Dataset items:
┄┄┄┄┄┄

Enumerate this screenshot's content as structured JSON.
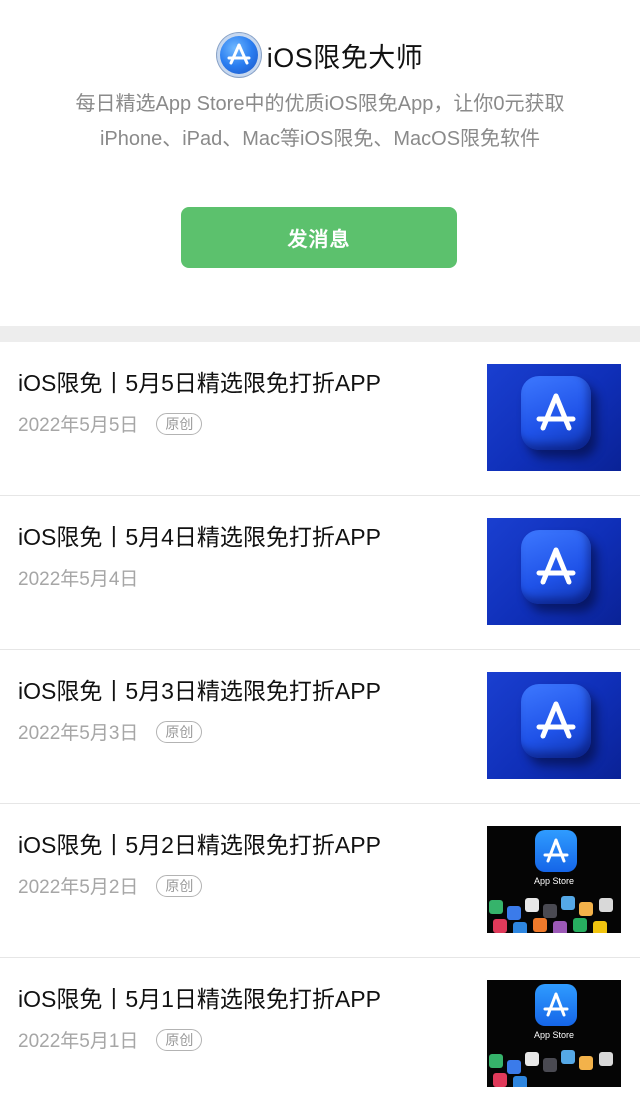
{
  "profile": {
    "name": "iOS限免大师",
    "description_line1": "每日精选App Store中的优质iOS限免App，让你0元获取",
    "description_line2": "iPhone、iPad、Mac等iOS限免、MacOS限免软件",
    "send_button": "发消息",
    "logo_icon": "app-store-icon"
  },
  "articles": [
    {
      "title": "iOS限免丨5月5日精选限免打折APP",
      "date": "2022年5月5日",
      "badge": "原创",
      "thumbnail": "blue-app-store-3d"
    },
    {
      "title": "iOS限免丨5月4日精选限免打折APP",
      "date": "2022年5月4日",
      "badge": "",
      "thumbnail": "blue-app-store-3d"
    },
    {
      "title": "iOS限免丨5月3日精选限免打折APP",
      "date": "2022年5月3日",
      "badge": "原创",
      "thumbnail": "blue-app-store-3d"
    },
    {
      "title": "iOS限免丨5月2日精选限免打折APP",
      "date": "2022年5月2日",
      "badge": "原创",
      "thumbnail": "app-store-icons-dark"
    },
    {
      "title": "iOS限免丨5月1日精选限免打折APP",
      "date": "2022年5月1日",
      "badge": "原创",
      "thumbnail": "app-store-icons-dark"
    }
  ],
  "thumb_label": "App Store",
  "colors": {
    "button": "#5cc16d",
    "band": "#ededed",
    "meta": "#a6a6a6"
  }
}
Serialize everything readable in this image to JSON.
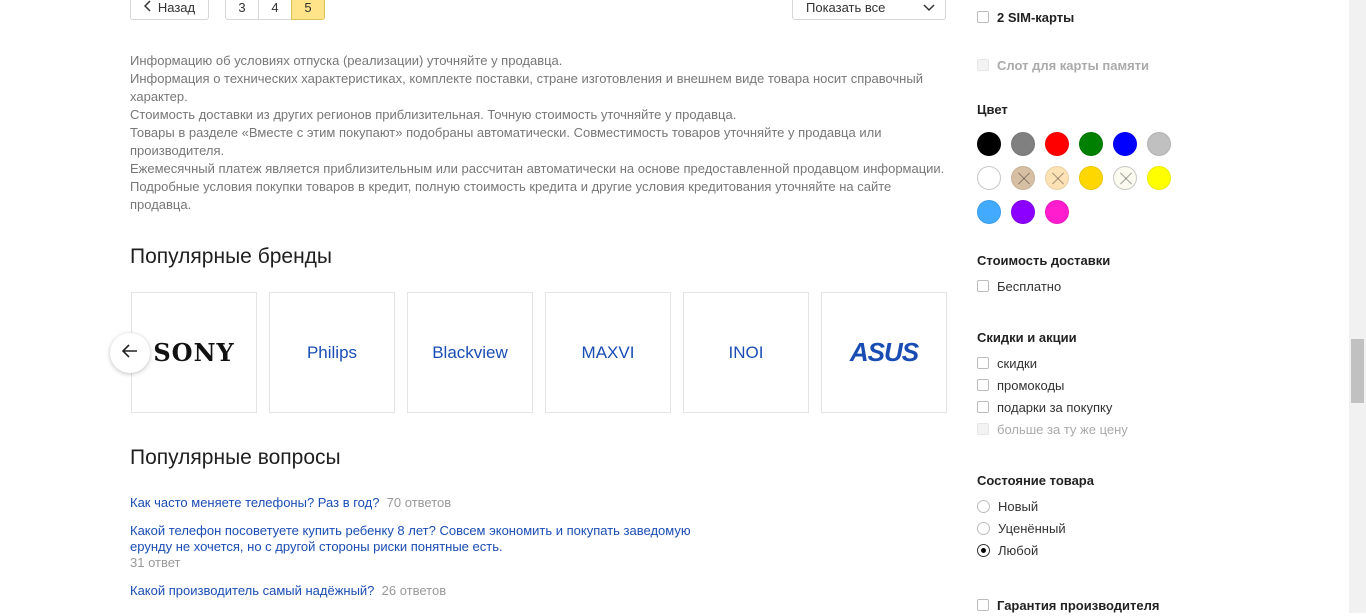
{
  "pagination": {
    "back_label": "Назад",
    "pages": [
      "3",
      "4",
      "5"
    ],
    "active_page": "5",
    "show_all_label": "Показать все"
  },
  "disclaimer": [
    "Информацию об условиях отпуска (реализации) уточняйте у продавца.",
    "Информация о технических характеристиках, комплекте поставки, стране изготовления и внешнем виде товара носит справочный характер.",
    "Стоимость доставки из других регионов приблизительная. Точную стоимость уточняйте у продавца.",
    "Товары в разделе «Вместе с этим покупают» подобраны автоматически. Совместимость товаров уточняйте у продавца или производителя.",
    "Ежемесячный платеж является приблизительным или рассчитан автоматически на основе предоставленной продавцом информации.",
    "Подробные условия покупки товаров в кредит, полную стоимость кредита и другие условия кредитования уточняйте на сайте продавца."
  ],
  "brands": {
    "title": "Популярные бренды",
    "items": [
      "SONY",
      "Philips",
      "Blackview",
      "MAXVI",
      "INOI",
      "ASUS"
    ]
  },
  "questions": {
    "title": "Популярные вопросы",
    "items": [
      {
        "text": "Как часто меняете телефоны? Раз в год?",
        "count": "70 ответов"
      },
      {
        "text": "Какой телефон посоветуете купить ребенку 8 лет? Совсем экономить и покупать заведомую ерунду не хочется, но с другой стороны риски понятные есть.",
        "count": "31 ответ"
      },
      {
        "text": "Какой производитель самый надёжный?",
        "count": "26 ответов"
      }
    ]
  },
  "sidebar": {
    "sim_label": "2 SIM-карты",
    "memory_slot_label": "Слот для карты памяти",
    "color_title": "Цвет",
    "colors": [
      {
        "hex": "#000000",
        "cross": false
      },
      {
        "hex": "#808080",
        "cross": false
      },
      {
        "hex": "#ff0000",
        "cross": false
      },
      {
        "hex": "#008000",
        "cross": false
      },
      {
        "hex": "#0000ff",
        "cross": false
      },
      {
        "hex": "#c0c0c0",
        "cross": false
      },
      {
        "hex": "#ffffff",
        "cross": false
      },
      {
        "hex": "#d7bfa4",
        "cross": true
      },
      {
        "hex": "#fde2b6",
        "cross": true
      },
      {
        "hex": "#ffd700",
        "cross": false
      },
      {
        "hex": "#fbfbf0",
        "cross": true
      },
      {
        "hex": "#ffff00",
        "cross": false
      },
      {
        "hex": "#42aaff",
        "cross": false
      },
      {
        "hex": "#8b00ff",
        "cross": false
      },
      {
        "hex": "#ff1dce",
        "cross": false
      }
    ],
    "delivery_title": "Стоимость доставки",
    "delivery_free": "Бесплатно",
    "discounts_title": "Скидки и акции",
    "discounts": [
      "скидки",
      "промокоды",
      "подарки за покупку"
    ],
    "discount_disabled": "больше за ту же цену",
    "condition_title": "Состояние товара",
    "conditions": [
      "Новый",
      "Уценённый",
      "Любой"
    ],
    "condition_selected": "Любой",
    "warranty_label": "Гарантия производителя"
  }
}
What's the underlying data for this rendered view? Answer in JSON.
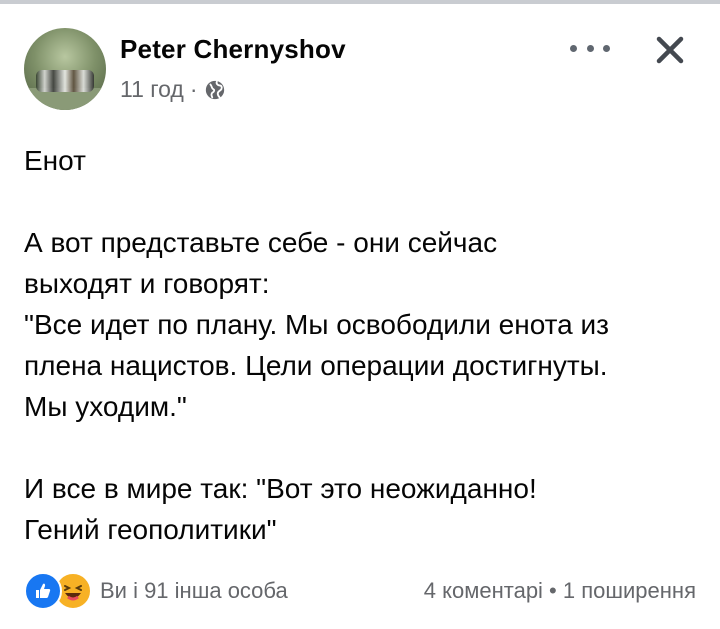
{
  "post": {
    "author": "Peter Chernyshov",
    "time": "11 год",
    "dot": "·",
    "body": "Енот\n\nА вот представьте себе - они сейчас\nвыходят и говорят:\n\"Все идет по плану. Мы освободили енота из\nплена нацистов. Цели операции достигнуты.\nМы уходим.\"\n\nИ все в мире так: \"Вот это неожиданно!\nГений геополитики\""
  },
  "footer": {
    "reactions_text": "Ви і 91 інша особа",
    "stats_text": "4 коментарі • 1 поширення",
    "reaction_icons": [
      "like-icon",
      "haha-icon"
    ]
  },
  "colors": {
    "like": "#1877f2",
    "haha": "#f7b125",
    "meta": "#65676b"
  }
}
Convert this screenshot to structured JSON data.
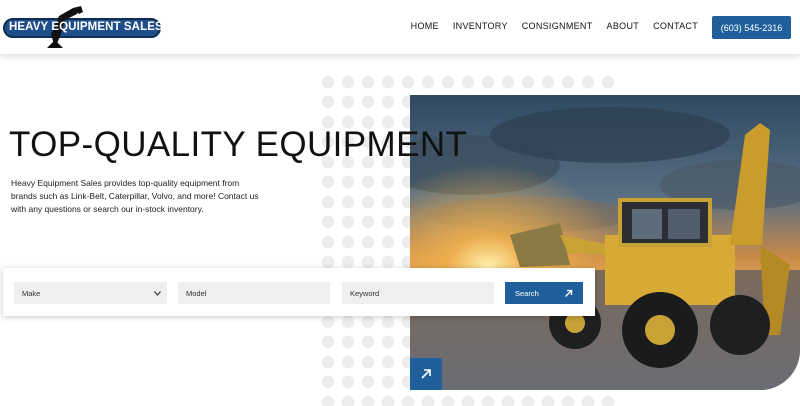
{
  "header": {
    "logo_text": "HEAVY EQUIPMENT SALES",
    "nav": [
      "HOME",
      "INVENTORY",
      "CONSIGNMENT",
      "ABOUT",
      "CONTACT"
    ],
    "phone": "(603) 545-2316"
  },
  "hero": {
    "title": "TOP-QUALITY EQUIPMENT",
    "description": "Heavy Equipment Sales provides top-quality equipment from brands such as Link-Belt, Caterpillar, Volvo, and more! Contact us with any questions or search our in-stock inventory."
  },
  "search": {
    "make_value": "Make",
    "model_placeholder": "Model",
    "keyword_placeholder": "Keyword",
    "button_label": "Search"
  },
  "colors": {
    "brand_blue": "#1f5f9c",
    "logo_blue": "#1f4f8a"
  },
  "icons": {
    "search_button": "arrow-up-right-icon",
    "image_corner": "arrow-up-right-icon",
    "make_select": "chevron-down-icon"
  }
}
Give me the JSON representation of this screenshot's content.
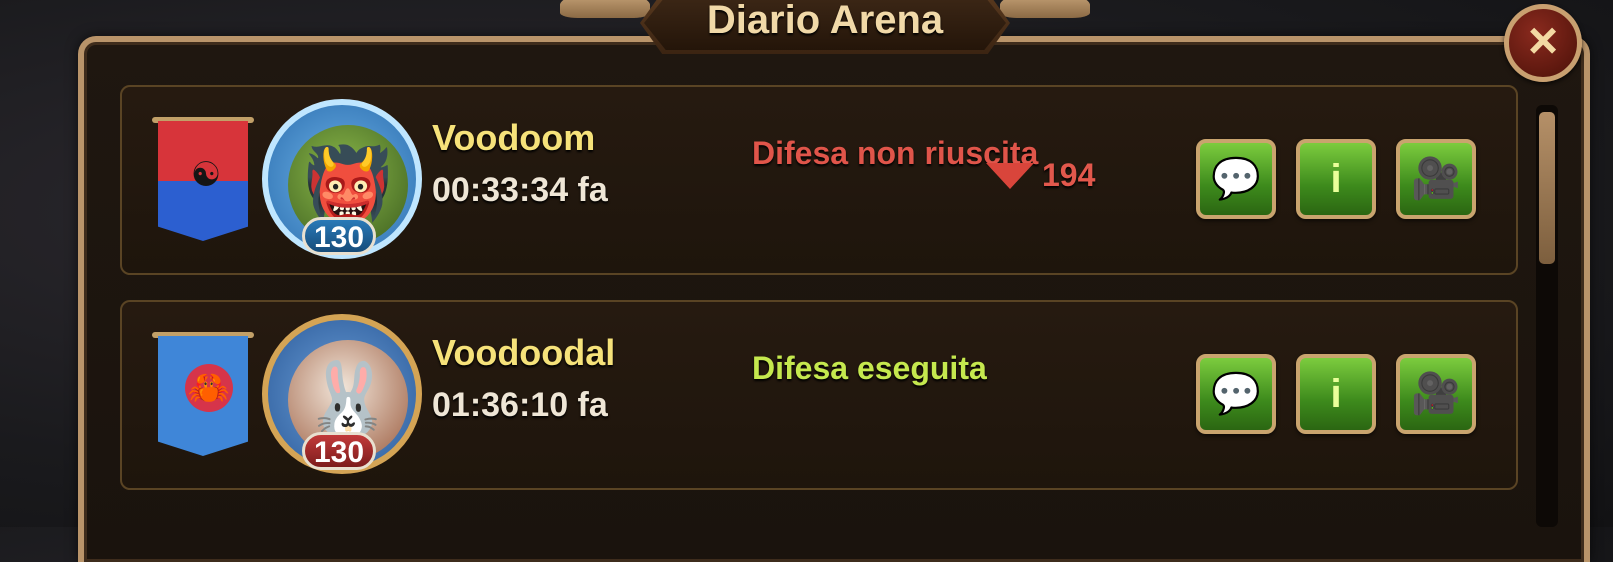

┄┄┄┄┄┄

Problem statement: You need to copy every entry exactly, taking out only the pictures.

Solution for this exercise:
Enumerate this screenshot's content as structured JSON.
{
  "profile": {
    "name": "iOS限免大师",
    "description_line1": "每日精选App Store中的优质iOS限免App，让你0元获取",
    "description_line2": "iPhone、iPad、Mac等iOS限免、MacOS限免软件",
    "send_button": "发消息",
    "logo_icon": "app-store-icon"
  },
  "articles": [
    {
      "title": "iOS限免丨5月5日精选限免打折APP",
      "date": "2022年5月5日",
      "badge": "原创",
      "thumbnail": "blue-app-store-3d"
    },
    {
      "title": "iOS限免丨5月4日精选限免打折APP",
      "date": "2022年5月4日",
      "badge": "",
      "thumbnail": "blue-app-store-3d"
    },
    {
      "title": "iOS限免丨5月3日精选限免打折APP",
      "date": "2022年5月3日",
      "badge": "原创",
      "thumbnail": "blue-app-store-3d"
    },
    {
      "title": "iOS限免丨5月2日精选限免打折APP",
      "date": "2022年5月2日",
      "badge": "原创",
      "thumbnail": "app-store-icons-dark"
    },
    {
      "title": "iOS限免丨5月1日精选限免打折APP",
      "date": "2022年5月1日",
      "badge": "原创",
      "thumbnail": "app-store-icons-dark"
    }
  ],
  "thumb_label": "App Store",
  "colors": {
    "button": "#5cc16d",
    "band": "#ededed",
    "meta": "#a6a6a6"
  }
}
Serialize everything readable in this image to JSON.
{
  "pagination": {
    "back_label": "Назад",
    "pages": [
      "3",
      "4",
      "5"
    ],
    "active_page": "5",
    "show_all_label": "Показать все"
  },
  "disclaimer": [
    "Информацию об условиях отпуска (реализации) уточняйте у продавца.",
    "Информация о технических характеристиках, комплекте поставки, стране изготовления и внешнем виде товара носит справочный характер.",
    "Стоимость доставки из других регионов приблизительная. Точную стоимость уточняйте у продавца.",
    "Товары в разделе «Вместе с этим покупают» подобраны автоматически. Совместимость товаров уточняйте у продавца или производителя.",
    "Ежемесячный платеж является приблизительным или рассчитан автоматически на основе предоставленной продавцом информации.",
    "Подробные условия покупки товаров в кредит, полную стоимость кредита и другие условия кредитования уточняйте на сайте продавца."
  ],
  "brands": {
    "title": "Популярные бренды",
    "items": [
      "SONY",
      "Philips",
      "Blackview",
      "MAXVI",
      "INOI",
      "ASUS"
    ]
  },
  "questions": {
    "title": "Популярные вопросы",
    "items": [
      {
        "text": "Как часто меняете телефоны? Раз в год?",
        "count": "70 ответов"
      },
      {
        "text": "Какой телефон посоветуете купить ребенку 8 лет? Совсем экономить и покупать заведомую ерунду не хочется, но с другой стороны риски понятные есть.",
        "count": "31 ответ"
      },
      {
        "text": "Какой производитель самый надёжный?",
        "count": "26 ответов"
      }
    ]
  },
  "sidebar": {
    "sim_label": "2 SIM-карты",
    "memory_slot_label": "Слот для карты памяти",
    "color_title": "Цвет",
    "colors": [
      {
        "hex": "#000000",
        "cross": false
      },
      {
        "hex": "#808080",
        "cross": false
      },
      {
        "hex": "#ff0000",
        "cross": false
      },
      {
        "hex": "#008000",
        "cross": false
      },
      {
        "hex": "#0000ff",
        "cross": false
      },
      {
        "hex": "#c0c0c0",
        "cross": false
      },
      {
        "hex": "#ffffff",
        "cross": false
      },
      {
        "hex": "#d7bfa4",
        "cross": true
      },
      {
        "hex": "#fde2b6",
        "cross": true
      },
      {
        "hex": "#ffd700",
        "cross": false
      },
      {
        "hex": "#fbfbf0",
        "cross": true
      },
      {
        "hex": "#ffff00",
        "cross": false
      },
      {
        "hex": "#42aaff",
        "cross": false
      },
      {
        "hex": "#8b00ff",
        "cross": false
      },
      {
        "hex": "#ff1dce",
        "cross": false
      }
    ],
    "delivery_title": "Стоимость доставки",
    "delivery_free": "Бесплатно",
    "discounts_title": "Скидки и акции",
    "discounts": [
      "скидки",
      "промокоды",
      "подарки за покупку"
    ],
    "discount_disabled": "больше за ту же цену",
    "condition_title": "Состояние товара",
    "conditions": [
      "Новый",
      "Уценённый",
      "Любой"
    ],
    "condition_selected": "Любой",
    "warranty_label": "Гарантия производителя"
  }
}
What's the underlying data for this rendered view? Answer in JSON.
{
  "post": {
    "author": "Peter Chernyshov",
    "time": "11 год",
    "dot": "·",
    "body": "Енот\n\nА вот представьте себе - они сейчас\nвыходят и говорят:\n\"Все идет по плану. Мы освободили енота из\nплена нацистов. Цели операции достигнуты.\nМы уходим.\"\n\nИ все в мире так: \"Вот это неожиданно!\nГений геополитики\""
  },
  "footer": {
    "reactions_text": "Ви і 91 інша особа",
    "stats_text": "4 коментарі • 1 поширення",
    "reaction_icons": [
      "like-icon",
      "haha-icon"
    ]
  },
  "colors": {
    "like": "#1877f2",
    "haha": "#f7b125",
    "meta": "#65676b"
  }
}
Convert this screenshot to structured JSON data.
{
  "header": {
    "logo_text": "HEAVY EQUIPMENT SALES",
    "nav": [
      "HOME",
      "INVENTORY",
      "CONSIGNMENT",
      "ABOUT",
      "CONTACT"
    ],
    "phone": "(603) 545-2316"
  },
  "hero": {
    "title": "TOP-QUALITY EQUIPMENT",
    "description": "Heavy Equipment Sales provides top-quality equipment from brands such as Link-Belt, Caterpillar, Volvo, and more! Contact us with any questions or search our in-stock inventory."
  },
  "search": {
    "make_value": "Make",
    "model_placeholder": "Model",
    "keyword_placeholder": "Keyword",
    "button_label": "Search"
  },
  "colors": {
    "brand_blue": "#1f5f9c",
    "logo_blue": "#1f4f8a"
  },
  "icons": {
    "search_button": "arrow-up-right-icon",
    "image_corner": "arrow-up-right-icon",
    "make_select": "chevron-down-icon"
  }
}
Give me the JSON representation of this screenshot's content.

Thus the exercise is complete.